Located in Mecklenburg-Schwerin, founded in the year 1419 through the united efforts of Dukes John IV and Albert V, and on 13 February of the same year granted a Bull of foundation by Pope Martin V. At first the university included only the three secular faculties; in 1432 a theological faculty was added with the approval of Eugenius IV. The Bishop of Schwerin was appointed chancellor of the university; his present successors are the Grand Dukes of Mecklenburg. The majority of the professors came from Erfurt, among them the first rector, Petrus Stenbeke. The city of Rostock endowed the university most generously with lands, as did the Bishop of Schwerin, who presented his house at Rostock as a residence. At a later date it received contributions from Hamburg and Lubeck. In 1427 it obtained from Martin V a unique privilege, allowing the rector in conjunction with several doctors to bestow a degree if the chancellor refused without a valid reason to grant it. When Rostock was placed under the bann of the empire and the Church on account of outbreaks among the citizens, the university moved to Greifswald (Easter, 1437). In 1443 it returned to Rostock, but when the dukes wished to raise one of the churches of the city to a cathedral-church in order to give the professors the canonries as benefices, the town opposed the procedure and there developed what is known as the cathedral feud. The university migrated temporarily in the summer of 1487 to Wismar and then to Lubeck. It fell into complete decay after the beginning of the Reformation in (1523) when the university revenues were lost and matriculations ceased. When an effort was made later to reorganize the university a dispute arose between the city of Rostock and the dukes of Mecklenburg as to the administration and supervision of the school. In 1563 the agreement called the "Formula concordiae", was made between the contending parties, which granted nearly equal rights to both. The university now enjoyed an era of prosperity. In 1758 Duke Frederick desired the appointment of a rigidly orthodox professor, but the theological faculty opposed him; whereupon the duke obtained an imperial patent for the founding of a university at Butzow which was opened in 1760. The two universities proving too expensive for the country, the school at Butzow was closed and united with Rostock in 1789. In 1829 the town council renounced its right of co-patronage. During the second half of the nineteenth century the University began steadily to develop and gain, so that in 1911 it had about 800 students.

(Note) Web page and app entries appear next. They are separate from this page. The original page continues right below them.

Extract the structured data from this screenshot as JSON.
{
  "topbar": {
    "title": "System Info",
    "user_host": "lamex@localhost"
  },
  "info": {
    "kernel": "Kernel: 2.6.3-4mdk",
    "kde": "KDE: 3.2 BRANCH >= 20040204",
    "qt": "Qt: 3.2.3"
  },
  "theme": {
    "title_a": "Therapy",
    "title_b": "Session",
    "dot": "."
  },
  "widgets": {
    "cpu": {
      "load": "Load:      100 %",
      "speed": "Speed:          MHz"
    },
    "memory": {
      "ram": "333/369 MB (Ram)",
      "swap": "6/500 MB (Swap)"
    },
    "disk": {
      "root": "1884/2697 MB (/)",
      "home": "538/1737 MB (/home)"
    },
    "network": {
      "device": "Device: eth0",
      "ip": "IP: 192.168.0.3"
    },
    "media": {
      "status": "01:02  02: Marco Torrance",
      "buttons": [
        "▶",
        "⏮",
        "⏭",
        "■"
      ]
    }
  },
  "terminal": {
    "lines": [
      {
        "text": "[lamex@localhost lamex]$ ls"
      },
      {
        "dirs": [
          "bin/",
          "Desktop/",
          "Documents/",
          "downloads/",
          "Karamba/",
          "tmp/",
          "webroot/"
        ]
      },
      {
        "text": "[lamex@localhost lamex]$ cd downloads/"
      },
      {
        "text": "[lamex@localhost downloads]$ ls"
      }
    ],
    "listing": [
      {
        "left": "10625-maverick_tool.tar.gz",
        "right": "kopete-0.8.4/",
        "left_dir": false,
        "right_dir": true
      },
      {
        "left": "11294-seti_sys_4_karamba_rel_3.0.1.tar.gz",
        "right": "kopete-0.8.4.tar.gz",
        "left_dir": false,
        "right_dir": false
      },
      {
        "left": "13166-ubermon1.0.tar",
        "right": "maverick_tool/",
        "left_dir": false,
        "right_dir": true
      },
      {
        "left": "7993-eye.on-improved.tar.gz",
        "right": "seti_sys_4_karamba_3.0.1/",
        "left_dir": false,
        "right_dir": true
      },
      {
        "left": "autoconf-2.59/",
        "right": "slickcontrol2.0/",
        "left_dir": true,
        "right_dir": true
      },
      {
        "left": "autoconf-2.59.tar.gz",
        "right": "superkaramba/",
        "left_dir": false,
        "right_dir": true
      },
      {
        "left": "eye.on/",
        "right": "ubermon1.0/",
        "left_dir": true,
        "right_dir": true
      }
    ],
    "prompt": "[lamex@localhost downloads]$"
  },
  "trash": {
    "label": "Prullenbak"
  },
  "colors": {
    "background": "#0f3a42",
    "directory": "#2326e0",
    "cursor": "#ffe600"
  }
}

Krabbe, Die Universitdat Rostock im XV. und XVI. Jarhundrert (Rockstock, 1854); Hofmeister, Die Matrikel der Universitdat Rostock (1899).
APA citation. (1912). University of Rostock. In The Catholic Encyclopedia. New York: Robert Appleton Company. http://www.newadvent.org/cathen/13205b.htm
MLA citation. "University of Rostock." The Catholic Encyclopedia. Vol. 13. New York: Robert Appleton Company, 1912. <http://www.newadvent.org/cathen/13205b.htm>.
Transcription. This article was transcribed for New Advent by Ferruccio Germani.
Ecclesiastical approbation. Nihil Obstat. February 1, 1912. Remy Lafort, D.D., Censor. Imprimatur. +John Cardinal Farley, Archbishop of New York.